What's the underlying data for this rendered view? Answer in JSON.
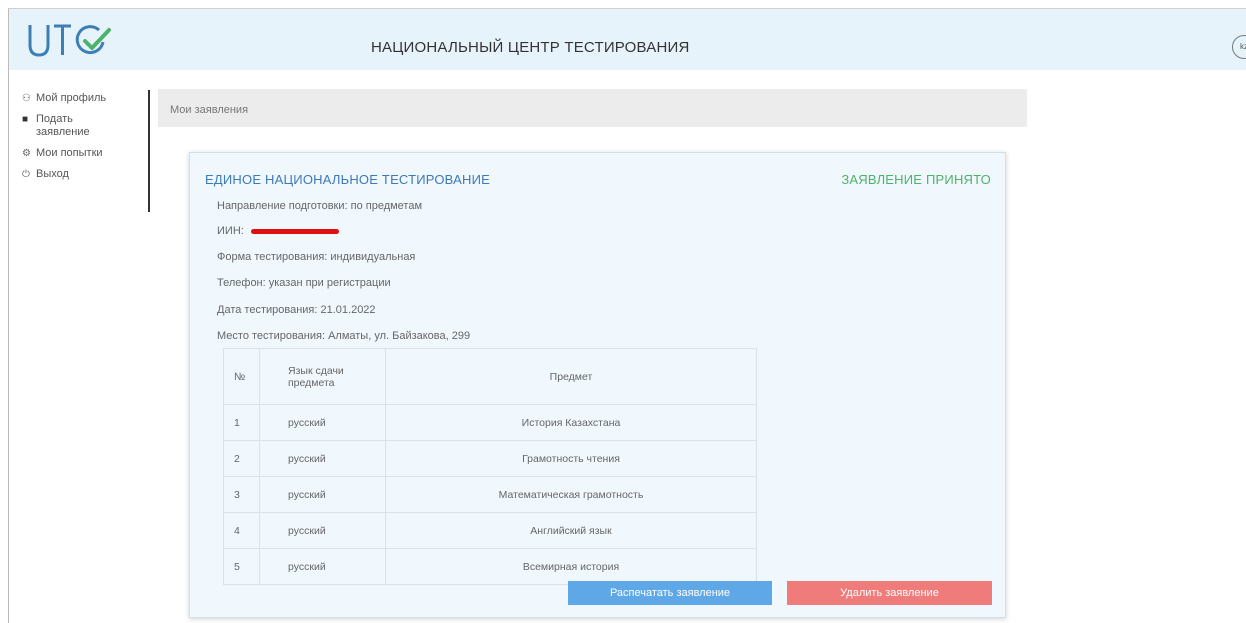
{
  "header": {
    "title": "НАЦИОНАЛЬНЫЙ ЦЕНТР ТЕСТИРОВАНИЯ",
    "user_button": "kz"
  },
  "colors": {
    "header_bg": "#e7f3fb",
    "card_title": "#3c7ab8",
    "status_ok": "#4db36b",
    "button_primary": "#5fa8e8",
    "button_danger": "#ef7b7b",
    "redaction": "#e01010"
  },
  "sidebar": {
    "items": [
      {
        "icon": "user-icon",
        "label": "Мой профиль"
      },
      {
        "icon": "document-icon",
        "label": "Подать заявление"
      },
      {
        "icon": "settings-icon",
        "label": "Мои попытки"
      },
      {
        "icon": "logout-icon",
        "label": "Выход"
      }
    ]
  },
  "breadcrumb": "Мои заявления",
  "card": {
    "title": "ЕДИНОЕ НАЦИОНАЛЬНОЕ ТЕСТИРОВАНИЕ",
    "status": "ЗАЯВЛЕНИЕ ПРИНЯТО",
    "fields": {
      "profile": "Направление подготовки: по предметам",
      "iin_label": "ИИН:",
      "form": "Форма тестирования: индивидуальная",
      "phone": "Телефон: указан при регистрации",
      "date": "Дата тестирования: 21.01.2022",
      "place": "Место тестирования: Алматы, ул. Байзакова, 299"
    },
    "table": {
      "headers": [
        "№",
        "Язык сдачи предмета",
        "Предмет"
      ],
      "rows": [
        [
          "1",
          "русский",
          "История Казахстана"
        ],
        [
          "2",
          "русский",
          "Грамотность чтения"
        ],
        [
          "3",
          "русский",
          "Математическая грамотность"
        ],
        [
          "4",
          "русский",
          "Английский язык"
        ],
        [
          "5",
          "русский",
          "Всемирная история"
        ]
      ]
    },
    "buttons": {
      "print": "Распечатать заявление",
      "delete": "Удалить заявление"
    }
  }
}
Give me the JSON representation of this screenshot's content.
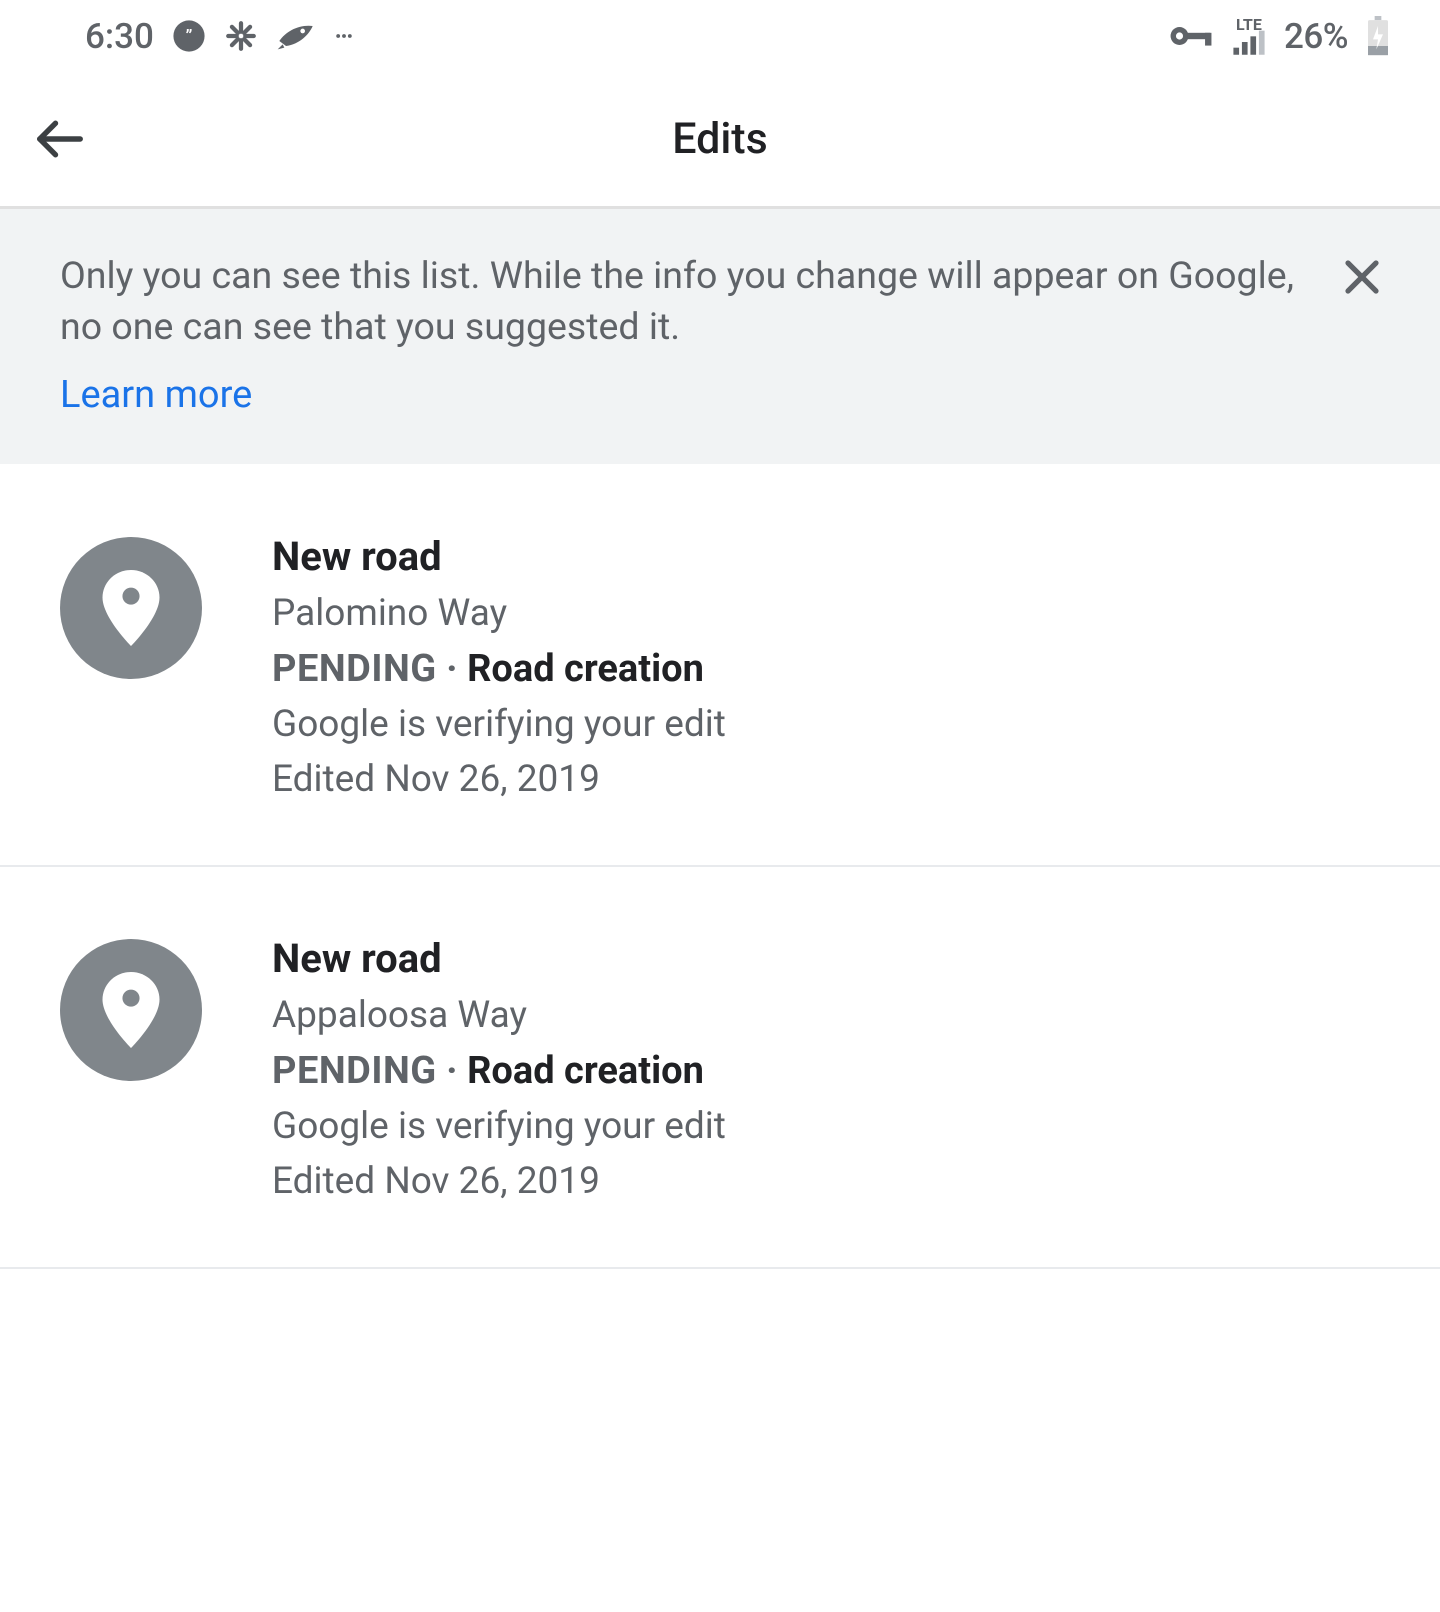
{
  "status_bar": {
    "time": "6:30",
    "network_type": "LTE",
    "battery_percent": "26%"
  },
  "header": {
    "title": "Edits"
  },
  "banner": {
    "text": "Only you can see this list. While the info you change will appear on Google, no one can see that you suggested it.",
    "learn_more": "Learn more"
  },
  "edits": [
    {
      "title": "New road",
      "subtitle": "Palomino Way",
      "status": "PENDING",
      "sep": " · ",
      "type": "Road creation",
      "verify": "Google is verifying your edit",
      "date": "Edited Nov 26, 2019"
    },
    {
      "title": "New road",
      "subtitle": "Appaloosa Way",
      "status": "PENDING",
      "sep": " · ",
      "type": "Road creation",
      "verify": "Google is verifying your edit",
      "date": "Edited Nov 26, 2019"
    }
  ]
}
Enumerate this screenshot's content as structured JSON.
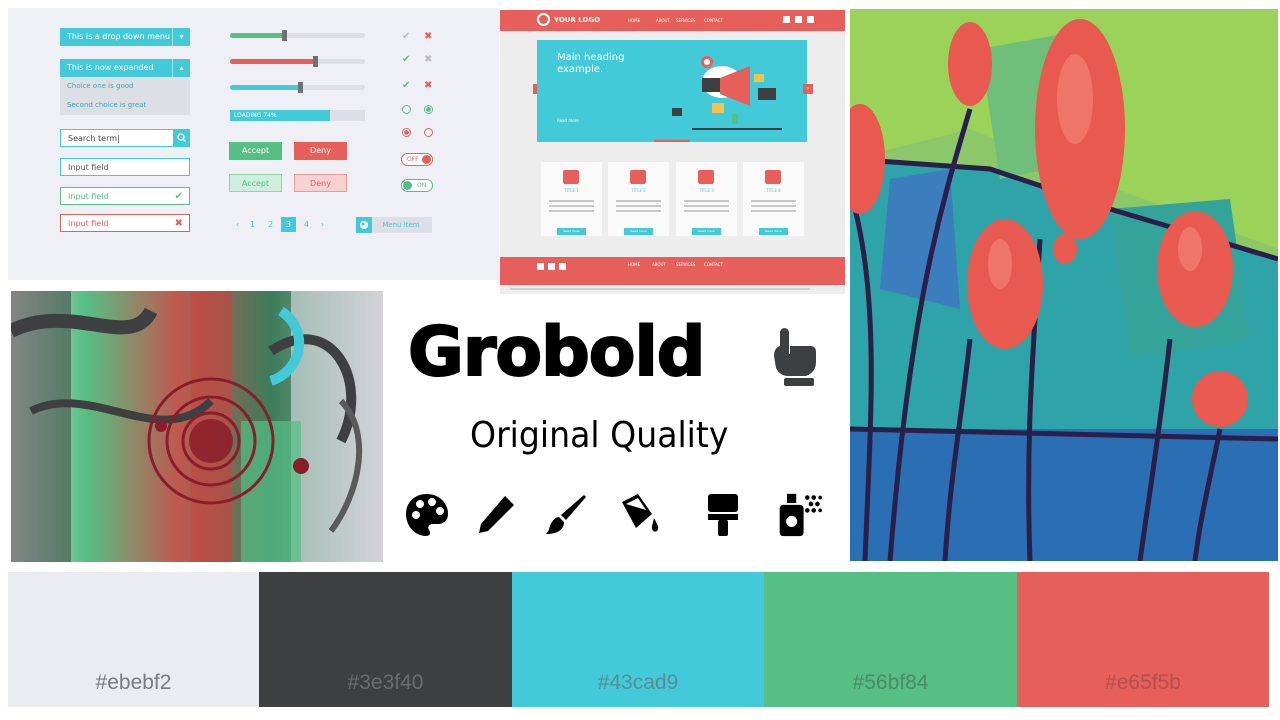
{
  "ui_kit": {
    "dropdown_label": "This is a drop down menu",
    "expanded_label": "This is now expanded",
    "choice_one": "Choice one is good",
    "choice_two": "Second choice is great",
    "search_value": "Search term|",
    "input_plain": "Input field",
    "input_success": "Input field",
    "input_error": "Input field",
    "loading_label": "LOADING 74%",
    "loading_progress": 0.74,
    "slider_levels": [
      0.4,
      0.63,
      0.52
    ],
    "accept_label": "Accept",
    "deny_label": "Deny",
    "pagination": [
      "1",
      "2",
      "3",
      "4"
    ],
    "current_page": "3",
    "menu_item_label": "Menu item",
    "toggle_off_label": "OFF",
    "toggle_on_label": "ON"
  },
  "website": {
    "logo_text": "YOUR LOGO",
    "nav_links": [
      "HOME",
      "ABOUT",
      "SERVICES",
      "CONTACT"
    ],
    "hero_heading": "Main heading example.",
    "hero_link": "Read more",
    "cards": [
      {
        "title": "TITLE 1",
        "button": "Read more"
      },
      {
        "title": "TITLE 2",
        "button": "Read more"
      },
      {
        "title": "TITLE 3",
        "button": "Read more"
      },
      {
        "title": "TITLE 4",
        "button": "Read more"
      }
    ],
    "footer_links": [
      "HOME",
      "ABOUT",
      "SERVICES",
      "CONTACT"
    ]
  },
  "title": "Grobold",
  "subtitle": "Original Quality",
  "tool_icons": [
    "pointer-hand-icon",
    "palette-icon",
    "pencil-icon",
    "brush-icon",
    "paint-bucket-icon",
    "paint-roller-brush-icon",
    "spray-can-icon"
  ],
  "palette": [
    {
      "hex": "#ebebf2",
      "text_color": "#7a7a80"
    },
    {
      "hex": "#3e3f40",
      "text_color": "#6a6b6c"
    },
    {
      "hex": "#43cad9",
      "text_color": "#5a8e96"
    },
    {
      "hex": "#56bf84",
      "text_color": "#4e8a66"
    },
    {
      "hex": "#e65f5b",
      "text_color": "#b05250"
    }
  ],
  "palette_labels": [
    "#ebebf2",
    "#3e3f40",
    "#43cad9",
    "#56bf84",
    "#e65f5b"
  ]
}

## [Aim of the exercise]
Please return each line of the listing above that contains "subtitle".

## [Expected answer]
      "subtitle": "Palomino Way",
      "subtitle": "Appaloosa Way",
  "subtitle": "Original Quality",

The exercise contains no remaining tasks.